■ **WHAT TO DO**
The copy must match the data below line for line and contain no images.

■ **INPUT FOR THIS TASK**
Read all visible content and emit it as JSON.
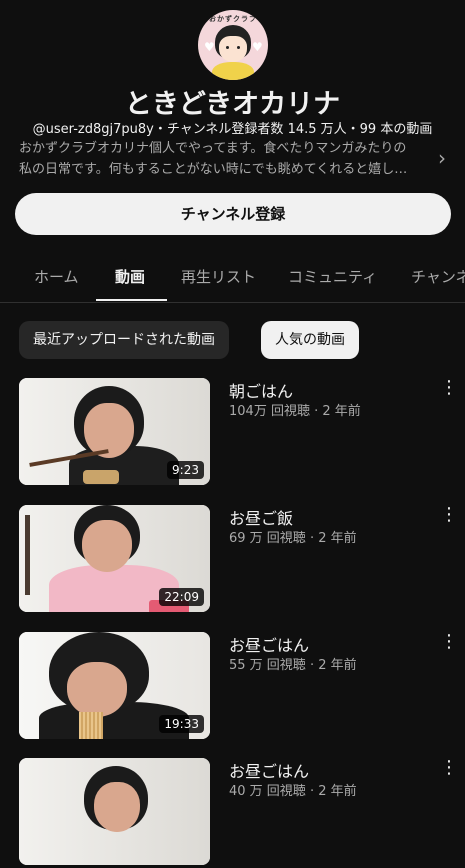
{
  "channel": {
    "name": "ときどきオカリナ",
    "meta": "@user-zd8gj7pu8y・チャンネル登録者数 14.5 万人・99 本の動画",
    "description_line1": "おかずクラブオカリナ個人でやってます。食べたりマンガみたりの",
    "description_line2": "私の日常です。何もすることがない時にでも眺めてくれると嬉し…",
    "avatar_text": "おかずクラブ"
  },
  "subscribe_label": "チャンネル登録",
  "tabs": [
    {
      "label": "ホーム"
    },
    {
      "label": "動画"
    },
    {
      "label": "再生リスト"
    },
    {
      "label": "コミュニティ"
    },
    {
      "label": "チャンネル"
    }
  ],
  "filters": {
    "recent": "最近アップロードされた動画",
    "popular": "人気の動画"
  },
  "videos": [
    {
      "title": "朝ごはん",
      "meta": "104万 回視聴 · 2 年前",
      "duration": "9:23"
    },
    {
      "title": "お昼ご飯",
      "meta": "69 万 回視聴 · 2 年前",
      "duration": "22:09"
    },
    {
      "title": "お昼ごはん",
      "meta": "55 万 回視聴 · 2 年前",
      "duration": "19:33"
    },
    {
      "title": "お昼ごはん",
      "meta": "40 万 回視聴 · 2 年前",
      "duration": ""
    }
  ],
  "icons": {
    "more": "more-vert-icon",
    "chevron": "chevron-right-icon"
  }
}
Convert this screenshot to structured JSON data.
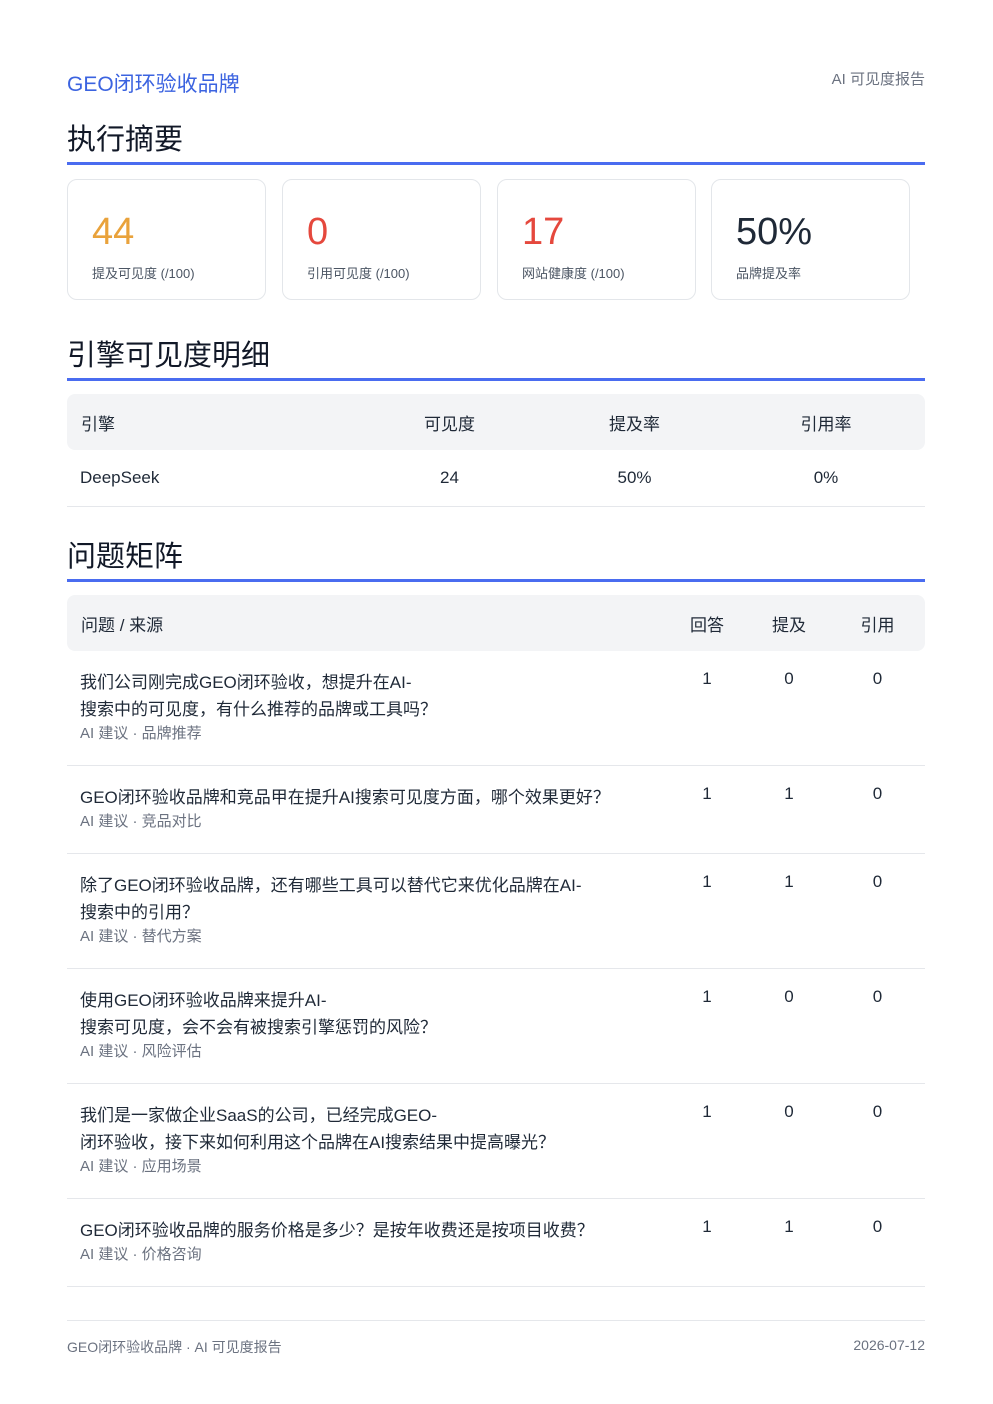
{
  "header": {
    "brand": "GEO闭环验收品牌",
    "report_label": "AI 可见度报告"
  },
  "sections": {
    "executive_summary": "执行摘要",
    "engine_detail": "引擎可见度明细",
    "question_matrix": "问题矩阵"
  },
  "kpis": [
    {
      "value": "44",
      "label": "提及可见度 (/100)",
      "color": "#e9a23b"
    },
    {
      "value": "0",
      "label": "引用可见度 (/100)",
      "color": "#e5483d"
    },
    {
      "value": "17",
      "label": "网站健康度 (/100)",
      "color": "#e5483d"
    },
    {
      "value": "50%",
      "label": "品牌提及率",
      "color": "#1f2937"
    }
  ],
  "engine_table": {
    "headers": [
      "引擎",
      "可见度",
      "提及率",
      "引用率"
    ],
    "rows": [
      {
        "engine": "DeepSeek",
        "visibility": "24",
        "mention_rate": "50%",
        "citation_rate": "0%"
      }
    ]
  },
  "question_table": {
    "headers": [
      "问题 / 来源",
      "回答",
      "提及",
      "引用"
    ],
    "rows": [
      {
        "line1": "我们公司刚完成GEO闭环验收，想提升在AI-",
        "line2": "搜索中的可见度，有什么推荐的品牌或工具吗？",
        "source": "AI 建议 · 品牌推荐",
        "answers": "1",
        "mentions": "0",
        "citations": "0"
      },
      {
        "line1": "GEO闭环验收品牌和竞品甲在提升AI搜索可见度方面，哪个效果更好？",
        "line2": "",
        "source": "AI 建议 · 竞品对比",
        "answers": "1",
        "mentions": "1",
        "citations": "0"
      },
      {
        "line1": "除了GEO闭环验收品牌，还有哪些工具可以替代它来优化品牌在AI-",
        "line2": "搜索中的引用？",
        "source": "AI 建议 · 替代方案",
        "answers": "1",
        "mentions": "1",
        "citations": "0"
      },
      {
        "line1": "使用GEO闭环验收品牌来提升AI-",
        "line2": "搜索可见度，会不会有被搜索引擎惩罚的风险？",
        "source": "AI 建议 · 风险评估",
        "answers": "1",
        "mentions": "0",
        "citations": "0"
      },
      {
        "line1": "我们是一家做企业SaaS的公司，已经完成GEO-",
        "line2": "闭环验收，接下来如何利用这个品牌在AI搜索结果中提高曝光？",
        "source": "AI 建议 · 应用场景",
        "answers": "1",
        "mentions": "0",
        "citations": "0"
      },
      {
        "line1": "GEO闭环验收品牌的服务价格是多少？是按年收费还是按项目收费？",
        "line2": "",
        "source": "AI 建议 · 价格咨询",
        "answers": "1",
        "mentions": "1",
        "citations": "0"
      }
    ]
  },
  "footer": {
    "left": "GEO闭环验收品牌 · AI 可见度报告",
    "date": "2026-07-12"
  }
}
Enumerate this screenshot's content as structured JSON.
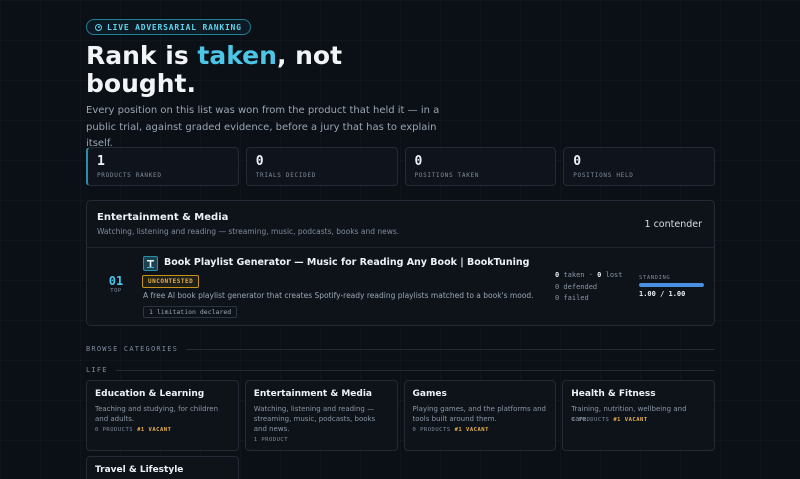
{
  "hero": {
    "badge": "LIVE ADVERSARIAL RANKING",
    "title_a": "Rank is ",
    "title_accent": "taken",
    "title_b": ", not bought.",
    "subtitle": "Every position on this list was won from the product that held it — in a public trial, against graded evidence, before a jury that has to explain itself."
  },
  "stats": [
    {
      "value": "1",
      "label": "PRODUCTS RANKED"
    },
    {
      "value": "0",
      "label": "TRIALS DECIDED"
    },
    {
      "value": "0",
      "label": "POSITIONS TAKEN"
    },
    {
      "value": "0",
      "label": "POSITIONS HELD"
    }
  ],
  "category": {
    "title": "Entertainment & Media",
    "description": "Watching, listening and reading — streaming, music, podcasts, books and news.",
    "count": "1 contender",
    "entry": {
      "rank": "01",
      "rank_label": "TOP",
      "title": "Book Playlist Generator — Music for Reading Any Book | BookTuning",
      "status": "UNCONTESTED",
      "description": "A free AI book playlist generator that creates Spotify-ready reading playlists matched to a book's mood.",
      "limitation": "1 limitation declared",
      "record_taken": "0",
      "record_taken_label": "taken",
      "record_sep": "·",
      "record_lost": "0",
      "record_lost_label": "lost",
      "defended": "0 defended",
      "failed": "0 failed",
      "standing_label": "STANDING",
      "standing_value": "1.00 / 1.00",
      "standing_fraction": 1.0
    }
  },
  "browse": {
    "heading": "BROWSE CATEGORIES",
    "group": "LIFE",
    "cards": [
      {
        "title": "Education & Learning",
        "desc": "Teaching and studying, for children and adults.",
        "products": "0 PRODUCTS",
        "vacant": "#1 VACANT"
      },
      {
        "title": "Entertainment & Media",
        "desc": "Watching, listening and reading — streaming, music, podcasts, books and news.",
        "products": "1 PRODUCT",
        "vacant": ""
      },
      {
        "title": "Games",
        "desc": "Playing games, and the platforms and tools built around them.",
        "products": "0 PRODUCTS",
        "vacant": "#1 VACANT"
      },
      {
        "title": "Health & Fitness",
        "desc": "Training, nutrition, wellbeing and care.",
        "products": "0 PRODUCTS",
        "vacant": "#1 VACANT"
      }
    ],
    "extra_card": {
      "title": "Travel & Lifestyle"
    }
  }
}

■ **SOLUTION FOR THIS EXERCISE**
Read all visible content and emit it as JSON.
{
  "channel": {
    "name": "ときどきオカリナ",
    "meta": "@user-zd8gj7pu8y・チャンネル登録者数 14.5 万人・99 本の動画",
    "description_line1": "おかずクラブオカリナ個人でやってます。食べたりマンガみたりの",
    "description_line2": "私の日常です。何もすることがない時にでも眺めてくれると嬉し…",
    "avatar_text": "おかずクラブ"
  },
  "subscribe_label": "チャンネル登録",
  "tabs": [
    {
      "label": "ホーム"
    },
    {
      "label": "動画"
    },
    {
      "label": "再生リスト"
    },
    {
      "label": "コミュニティ"
    },
    {
      "label": "チャンネル"
    }
  ],
  "filters": {
    "recent": "最近アップロードされた動画",
    "popular": "人気の動画"
  },
  "videos": [
    {
      "title": "朝ごはん",
      "meta": "104万 回視聴 · 2 年前",
      "duration": "9:23"
    },
    {
      "title": "お昼ご飯",
      "meta": "69 万 回視聴 · 2 年前",
      "duration": "22:09"
    },
    {
      "title": "お昼ごはん",
      "meta": "55 万 回視聴 · 2 年前",
      "duration": "19:33"
    },
    {
      "title": "お昼ごはん",
      "meta": "40 万 回視聴 · 2 年前",
      "duration": ""
    }
  ],
  "icons": {
    "more": "more-vert-icon",
    "chevron": "chevron-right-icon"
  }
}
Convert this screenshot to structured JSON data.
{
  "header": {
    "brand": "GEO闭环验收品牌",
    "report_label": "AI 可见度报告"
  },
  "sections": {
    "executive_summary": "执行摘要",
    "engine_detail": "引擎可见度明细",
    "question_matrix": "问题矩阵"
  },
  "kpis": [
    {
      "value": "44",
      "label": "提及可见度 (/100)",
      "color": "#e9a23b"
    },
    {
      "value": "0",
      "label": "引用可见度 (/100)",
      "color": "#e5483d"
    },
    {
      "value": "17",
      "label": "网站健康度 (/100)",
      "color": "#e5483d"
    },
    {
      "value": "50%",
      "label": "品牌提及率",
      "color": "#1f2937"
    }
  ],
  "engine_table": {
    "headers": [
      "引擎",
      "可见度",
      "提及率",
      "引用率"
    ],
    "rows": [
      {
        "engine": "DeepSeek",
        "visibility": "24",
        "mention_rate": "50%",
        "citation_rate": "0%"
      }
    ]
  },
  "question_table": {
    "headers": [
      "问题 / 来源",
      "回答",
      "提及",
      "引用"
    ],
    "rows": [
      {
        "line1": "我们公司刚完成GEO闭环验收，想提升在AI-",
        "line2": "搜索中的可见度，有什么推荐的品牌或工具吗？",
        "source": "AI 建议 · 品牌推荐",
        "answers": "1",
        "mentions": "0",
        "citations": "0"
      },
      {
        "line1": "GEO闭环验收品牌和竞品甲在提升AI搜索可见度方面，哪个效果更好？",
        "line2": "",
        "source": "AI 建议 · 竞品对比",
        "answers": "1",
        "mentions": "1",
        "citations": "0"
      },
      {
        "line1": "除了GEO闭环验收品牌，还有哪些工具可以替代它来优化品牌在AI-",
        "line2": "搜索中的引用？",
        "source": "AI 建议 · 替代方案",
        "answers": "1",
        "mentions": "1",
        "citations": "0"
      },
      {
        "line1": "使用GEO闭环验收品牌来提升AI-",
        "line2": "搜索可见度，会不会有被搜索引擎惩罚的风险？",
        "source": "AI 建议 · 风险评估",
        "answers": "1",
        "mentions": "0",
        "citations": "0"
      },
      {
        "line1": "我们是一家做企业SaaS的公司，已经完成GEO-",
        "line2": "闭环验收，接下来如何利用这个品牌在AI搜索结果中提高曝光？",
        "source": "AI 建议 · 应用场景",
        "answers": "1",
        "mentions": "0",
        "citations": "0"
      },
      {
        "line1": "GEO闭环验收品牌的服务价格是多少？是按年收费还是按项目收费？",
        "line2": "",
        "source": "AI 建议 · 价格咨询",
        "answers": "1",
        "mentions": "1",
        "citations": "0"
      }
    ]
  },
  "footer": {
    "left": "GEO闭环验收品牌 · AI 可见度报告",
    "date": "2026-07-12"
  }
}
Enumerate this screenshot's content as structured JSON.
{
  "hero": {
    "badge": "LIVE ADVERSARIAL RANKING",
    "title_a": "Rank is ",
    "title_accent": "taken",
    "title_b": ", not bought.",
    "subtitle": "Every position on this list was won from the product that held it — in a public trial, against graded evidence, before a jury that has to explain itself."
  },
  "stats": [
    {
      "value": "1",
      "label": "PRODUCTS RANKED"
    },
    {
      "value": "0",
      "label": "TRIALS DECIDED"
    },
    {
      "value": "0",
      "label": "POSITIONS TAKEN"
    },
    {
      "value": "0",
      "label": "POSITIONS HELD"
    }
  ],
  "category": {
    "title": "Entertainment & Media",
    "description": "Watching, listening and reading — streaming, music, podcasts, books and news.",
    "count": "1 contender",
    "entry": {
      "rank": "01",
      "rank_label": "TOP",
      "title": "Book Playlist Generator — Music for Reading Any Book | BookTuning",
      "status": "UNCONTESTED",
      "description": "A free AI book playlist generator that creates Spotify-ready reading playlists matched to a book's mood.",
      "limitation": "1 limitation declared",
      "record_taken": "0",
      "record_taken_label": "taken",
      "record_sep": "·",
      "record_lost": "0",
      "record_lost_label": "lost",
      "defended": "0 defended",
      "failed": "0 failed",
      "standing_label": "STANDING",
      "standing_value": "1.00 / 1.00",
      "standing_fraction": 1.0
    }
  },
  "browse": {
    "heading": "BROWSE CATEGORIES",
    "group": "LIFE",
    "cards": [
      {
        "title": "Education & Learning",
        "desc": "Teaching and studying, for children and adults.",
        "products": "0 PRODUCTS",
        "vacant": "#1 VACANT"
      },
      {
        "title": "Entertainment & Media",
        "desc": "Watching, listening and reading — streaming, music, podcasts, books and news.",
        "products": "1 PRODUCT",
        "vacant": ""
      },
      {
        "title": "Games",
        "desc": "Playing games, and the platforms and tools built around them.",
        "products": "0 PRODUCTS",
        "vacant": "#1 VACANT"
      },
      {
        "title": "Health & Fitness",
        "desc": "Training, nutrition, wellbeing and care.",
        "products": "0 PRODUCTS",
        "vacant": "#1 VACANT"
      }
    ],
    "extra_card": {
      "title": "Travel & Lifestyle"
    }
  }
}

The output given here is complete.